● Exercise
Please copy all of the data that follows exactly, leaving any pictures out.

Element data from apps and pages:
★ ★ ★ ★ ★

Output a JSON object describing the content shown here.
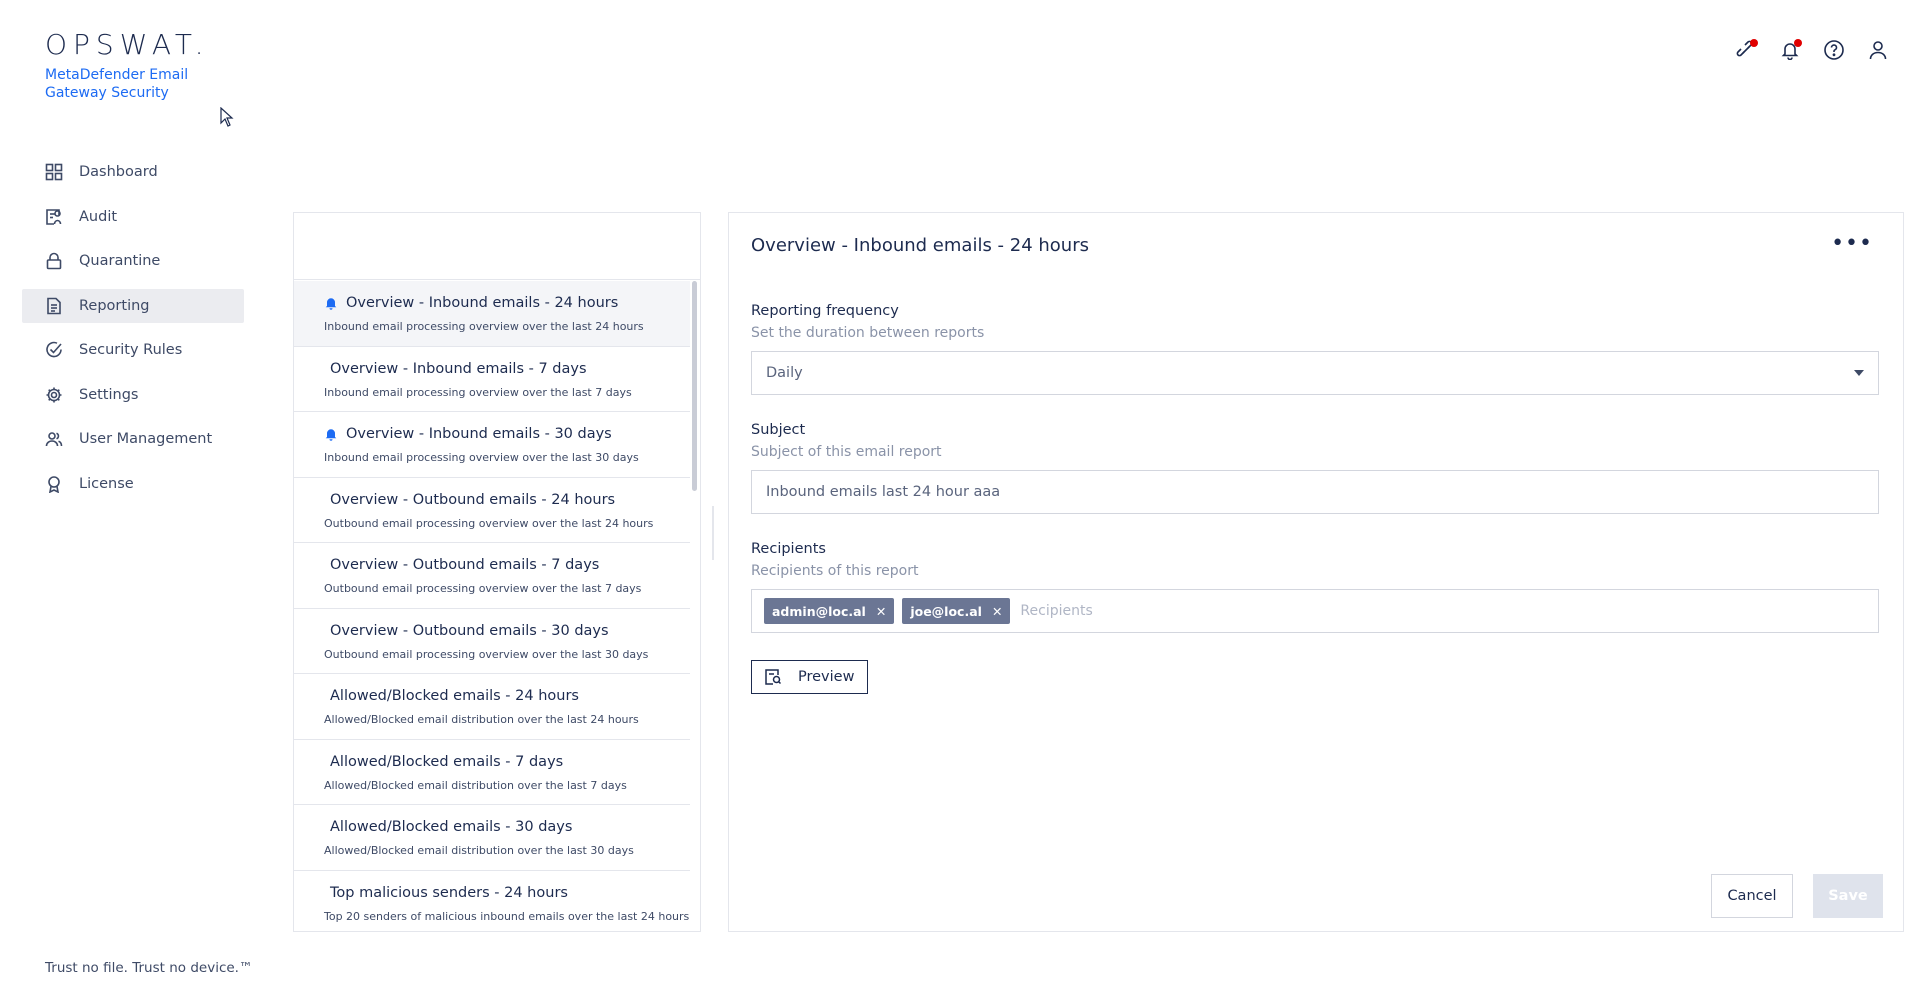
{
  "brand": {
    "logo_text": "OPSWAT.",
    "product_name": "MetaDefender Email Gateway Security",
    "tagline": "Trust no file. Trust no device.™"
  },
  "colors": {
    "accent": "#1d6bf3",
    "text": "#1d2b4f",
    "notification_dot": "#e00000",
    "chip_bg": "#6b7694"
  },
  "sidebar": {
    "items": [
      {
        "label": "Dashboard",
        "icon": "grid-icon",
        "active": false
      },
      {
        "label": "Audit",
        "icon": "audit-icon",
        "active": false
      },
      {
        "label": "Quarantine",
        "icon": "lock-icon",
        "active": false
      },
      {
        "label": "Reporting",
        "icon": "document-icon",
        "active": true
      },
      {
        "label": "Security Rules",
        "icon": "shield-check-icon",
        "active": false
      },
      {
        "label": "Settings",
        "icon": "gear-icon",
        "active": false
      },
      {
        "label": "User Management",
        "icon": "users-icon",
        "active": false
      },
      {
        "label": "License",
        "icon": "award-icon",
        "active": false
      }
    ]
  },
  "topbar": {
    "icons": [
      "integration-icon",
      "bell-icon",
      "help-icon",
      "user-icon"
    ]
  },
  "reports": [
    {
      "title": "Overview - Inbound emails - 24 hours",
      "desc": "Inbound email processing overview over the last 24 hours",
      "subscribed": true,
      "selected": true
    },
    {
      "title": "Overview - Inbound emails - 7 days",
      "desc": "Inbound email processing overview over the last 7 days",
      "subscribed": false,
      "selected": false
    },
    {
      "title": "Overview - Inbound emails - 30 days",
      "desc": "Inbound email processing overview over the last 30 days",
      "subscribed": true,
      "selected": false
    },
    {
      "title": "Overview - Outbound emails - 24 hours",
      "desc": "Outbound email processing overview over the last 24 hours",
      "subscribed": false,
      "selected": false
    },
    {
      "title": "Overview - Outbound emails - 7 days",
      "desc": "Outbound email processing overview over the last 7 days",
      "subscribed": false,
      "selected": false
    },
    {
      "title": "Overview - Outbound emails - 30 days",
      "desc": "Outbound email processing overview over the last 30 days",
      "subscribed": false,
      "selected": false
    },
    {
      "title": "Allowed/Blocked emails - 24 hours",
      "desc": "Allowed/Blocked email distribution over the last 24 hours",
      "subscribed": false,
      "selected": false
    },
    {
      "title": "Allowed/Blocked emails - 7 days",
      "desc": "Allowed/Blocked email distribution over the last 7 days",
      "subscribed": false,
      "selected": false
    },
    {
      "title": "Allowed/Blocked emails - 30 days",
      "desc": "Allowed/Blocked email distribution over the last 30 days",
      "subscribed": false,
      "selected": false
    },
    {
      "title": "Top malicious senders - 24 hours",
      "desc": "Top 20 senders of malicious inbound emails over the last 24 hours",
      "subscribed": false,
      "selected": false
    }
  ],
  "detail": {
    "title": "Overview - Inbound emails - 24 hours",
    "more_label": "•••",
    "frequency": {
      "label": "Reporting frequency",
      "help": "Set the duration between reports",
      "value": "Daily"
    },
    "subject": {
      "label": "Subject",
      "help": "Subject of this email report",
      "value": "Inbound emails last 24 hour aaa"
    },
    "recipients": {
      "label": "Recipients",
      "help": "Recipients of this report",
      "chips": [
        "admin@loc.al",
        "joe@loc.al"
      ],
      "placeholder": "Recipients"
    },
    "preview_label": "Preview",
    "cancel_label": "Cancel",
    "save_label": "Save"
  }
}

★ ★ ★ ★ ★

● Your solution
Output a JSON object describing the content shown here.
{
  "brand": {
    "logo_text": "OPSWAT.",
    "product_name": "MetaDefender Email Gateway Security",
    "tagline": "Trust no file. Trust no device.™"
  },
  "colors": {
    "accent": "#1d6bf3",
    "text": "#1d2b4f",
    "notification_dot": "#e00000",
    "chip_bg": "#6b7694"
  },
  "sidebar": {
    "items": [
      {
        "label": "Dashboard",
        "icon": "grid-icon",
        "active": false
      },
      {
        "label": "Audit",
        "icon": "audit-icon",
        "active": false
      },
      {
        "label": "Quarantine",
        "icon": "lock-icon",
        "active": false
      },
      {
        "label": "Reporting",
        "icon": "document-icon",
        "active": true
      },
      {
        "label": "Security Rules",
        "icon": "shield-check-icon",
        "active": false
      },
      {
        "label": "Settings",
        "icon": "gear-icon",
        "active": false
      },
      {
        "label": "User Management",
        "icon": "users-icon",
        "active": false
      },
      {
        "label": "License",
        "icon": "award-icon",
        "active": false
      }
    ]
  },
  "topbar": {
    "icons": [
      "integration-icon",
      "bell-icon",
      "help-icon",
      "user-icon"
    ]
  },
  "reports": [
    {
      "title": "Overview - Inbound emails - 24 hours",
      "desc": "Inbound email processing overview over the last 24 hours",
      "subscribed": true,
      "selected": true
    },
    {
      "title": "Overview - Inbound emails - 7 days",
      "desc": "Inbound email processing overview over the last 7 days",
      "subscribed": false,
      "selected": false
    },
    {
      "title": "Overview - Inbound emails - 30 days",
      "desc": "Inbound email processing overview over the last 30 days",
      "subscribed": true,
      "selected": false
    },
    {
      "title": "Overview - Outbound emails - 24 hours",
      "desc": "Outbound email processing overview over the last 24 hours",
      "subscribed": false,
      "selected": false
    },
    {
      "title": "Overview - Outbound emails - 7 days",
      "desc": "Outbound email processing overview over the last 7 days",
      "subscribed": false,
      "selected": false
    },
    {
      "title": "Overview - Outbound emails - 30 days",
      "desc": "Outbound email processing overview over the last 30 days",
      "subscribed": false,
      "selected": false
    },
    {
      "title": "Allowed/Blocked emails - 24 hours",
      "desc": "Allowed/Blocked email distribution over the last 24 hours",
      "subscribed": false,
      "selected": false
    },
    {
      "title": "Allowed/Blocked emails - 7 days",
      "desc": "Allowed/Blocked email distribution over the last 7 days",
      "subscribed": false,
      "selected": false
    },
    {
      "title": "Allowed/Blocked emails - 30 days",
      "desc": "Allowed/Blocked email distribution over the last 30 days",
      "subscribed": false,
      "selected": false
    },
    {
      "title": "Top malicious senders - 24 hours",
      "desc": "Top 20 senders of malicious inbound emails over the last 24 hours",
      "subscribed": false,
      "selected": false
    }
  ],
  "detail": {
    "title": "Overview - Inbound emails - 24 hours",
    "more_label": "•••",
    "frequency": {
      "label": "Reporting frequency",
      "help": "Set the duration between reports",
      "value": "Daily"
    },
    "subject": {
      "label": "Subject",
      "help": "Subject of this email report",
      "value": "Inbound emails last 24 hour aaa"
    },
    "recipients": {
      "label": "Recipients",
      "help": "Recipients of this report",
      "chips": [
        "admin@loc.al",
        "joe@loc.al"
      ],
      "placeholder": "Recipients"
    },
    "preview_label": "Preview",
    "cancel_label": "Cancel",
    "save_label": "Save"
  }
}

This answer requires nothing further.